— What is expected —
Search the listing below for the string "Finalized" and copy every line where it occurs.

================

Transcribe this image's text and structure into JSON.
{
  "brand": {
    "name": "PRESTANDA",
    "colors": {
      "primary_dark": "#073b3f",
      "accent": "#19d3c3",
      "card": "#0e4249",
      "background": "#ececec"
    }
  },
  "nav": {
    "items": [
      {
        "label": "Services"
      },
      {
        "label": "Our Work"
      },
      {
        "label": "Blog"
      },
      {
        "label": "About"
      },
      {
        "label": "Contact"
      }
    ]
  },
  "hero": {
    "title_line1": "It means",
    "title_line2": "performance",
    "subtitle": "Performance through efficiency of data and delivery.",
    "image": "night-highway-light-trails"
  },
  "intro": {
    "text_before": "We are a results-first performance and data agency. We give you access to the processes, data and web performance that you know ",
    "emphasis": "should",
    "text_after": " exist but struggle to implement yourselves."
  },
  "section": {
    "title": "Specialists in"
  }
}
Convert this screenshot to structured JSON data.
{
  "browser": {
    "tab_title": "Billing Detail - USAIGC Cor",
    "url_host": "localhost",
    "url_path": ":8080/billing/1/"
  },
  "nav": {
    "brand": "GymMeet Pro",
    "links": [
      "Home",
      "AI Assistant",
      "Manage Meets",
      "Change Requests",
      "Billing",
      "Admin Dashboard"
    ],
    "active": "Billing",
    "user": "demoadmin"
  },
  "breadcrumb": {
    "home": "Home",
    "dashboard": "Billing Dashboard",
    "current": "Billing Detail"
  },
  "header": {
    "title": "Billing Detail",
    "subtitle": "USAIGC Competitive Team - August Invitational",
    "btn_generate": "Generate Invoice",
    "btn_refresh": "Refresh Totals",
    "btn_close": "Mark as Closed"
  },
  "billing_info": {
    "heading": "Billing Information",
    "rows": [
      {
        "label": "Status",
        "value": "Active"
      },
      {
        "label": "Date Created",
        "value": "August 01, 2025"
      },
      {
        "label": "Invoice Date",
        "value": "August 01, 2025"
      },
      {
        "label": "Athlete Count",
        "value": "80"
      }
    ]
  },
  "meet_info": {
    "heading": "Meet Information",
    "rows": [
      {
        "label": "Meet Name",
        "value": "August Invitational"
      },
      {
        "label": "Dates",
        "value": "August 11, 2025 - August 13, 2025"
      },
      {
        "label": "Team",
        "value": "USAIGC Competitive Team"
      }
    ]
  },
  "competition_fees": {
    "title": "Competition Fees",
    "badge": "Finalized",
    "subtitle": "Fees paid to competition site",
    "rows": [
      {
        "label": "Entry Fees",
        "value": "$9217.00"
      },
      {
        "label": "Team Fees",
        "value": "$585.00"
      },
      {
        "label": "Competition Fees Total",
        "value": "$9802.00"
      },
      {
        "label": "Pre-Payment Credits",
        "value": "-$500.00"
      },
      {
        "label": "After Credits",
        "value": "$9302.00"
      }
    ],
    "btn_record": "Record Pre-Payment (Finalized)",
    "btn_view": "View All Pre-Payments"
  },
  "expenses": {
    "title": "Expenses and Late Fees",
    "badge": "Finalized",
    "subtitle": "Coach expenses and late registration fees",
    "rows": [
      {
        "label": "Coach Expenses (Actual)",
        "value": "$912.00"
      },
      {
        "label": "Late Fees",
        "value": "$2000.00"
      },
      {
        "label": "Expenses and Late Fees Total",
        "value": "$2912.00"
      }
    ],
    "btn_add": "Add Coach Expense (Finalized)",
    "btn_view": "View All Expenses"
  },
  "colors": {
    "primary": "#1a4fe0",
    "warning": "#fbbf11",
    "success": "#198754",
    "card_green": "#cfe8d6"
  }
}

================

— Exercise answer —
    "badge": "Finalized",
    "btn_record": "Record Pre-Payment (Finalized)",
    "badge": "Finalized",
    "btn_add": "Add Coach Expense (Finalized)",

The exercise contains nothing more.